━━ EXERCISE MATERIALS ━━

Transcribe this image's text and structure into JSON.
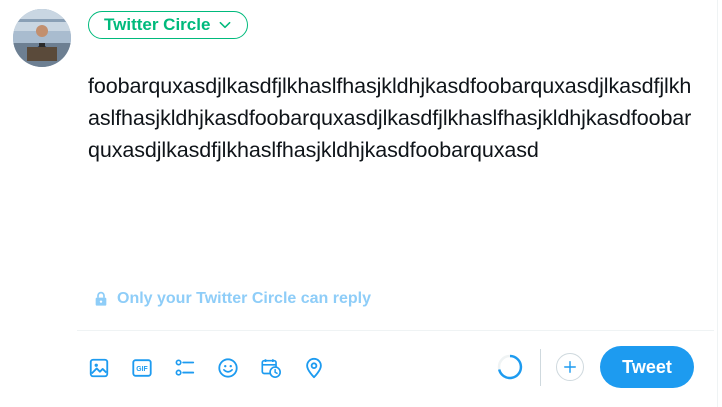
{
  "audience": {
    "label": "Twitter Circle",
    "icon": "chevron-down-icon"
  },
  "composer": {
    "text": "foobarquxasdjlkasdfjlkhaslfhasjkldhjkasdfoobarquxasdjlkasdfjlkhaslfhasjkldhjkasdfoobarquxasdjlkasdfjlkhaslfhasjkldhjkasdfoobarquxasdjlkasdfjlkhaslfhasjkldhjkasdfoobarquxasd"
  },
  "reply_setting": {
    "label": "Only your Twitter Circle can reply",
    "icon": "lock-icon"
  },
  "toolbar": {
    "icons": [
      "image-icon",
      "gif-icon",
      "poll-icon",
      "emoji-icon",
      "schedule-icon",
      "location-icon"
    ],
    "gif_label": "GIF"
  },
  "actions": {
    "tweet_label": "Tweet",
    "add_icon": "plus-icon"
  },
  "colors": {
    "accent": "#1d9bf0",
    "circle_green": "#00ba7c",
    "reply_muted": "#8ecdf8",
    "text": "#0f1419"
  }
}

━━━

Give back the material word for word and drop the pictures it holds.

> _TASK RESPONSE_:
Transcribe this image's text and structure into JSON.
{
  "audience": {
    "label": "Twitter Circle",
    "icon": "chevron-down-icon"
  },
  "composer": {
    "text": "foobarquxasdjlkasdfjlkhaslfhasjkldhjkasdfoobarquxasdjlkasdfjlkhaslfhasjkldhjkasdfoobarquxasdjlkasdfjlkhaslfhasjkldhjkasdfoobarquxasdjlkasdfjlkhaslfhasjkldhjkasdfoobarquxasd"
  },
  "reply_setting": {
    "label": "Only your Twitter Circle can reply",
    "icon": "lock-icon"
  },
  "toolbar": {
    "icons": [
      "image-icon",
      "gif-icon",
      "poll-icon",
      "emoji-icon",
      "schedule-icon",
      "location-icon"
    ],
    "gif_label": "GIF"
  },
  "actions": {
    "tweet_label": "Tweet",
    "add_icon": "plus-icon"
  },
  "colors": {
    "accent": "#1d9bf0",
    "circle_green": "#00ba7c",
    "reply_muted": "#8ecdf8",
    "text": "#0f1419"
  }
}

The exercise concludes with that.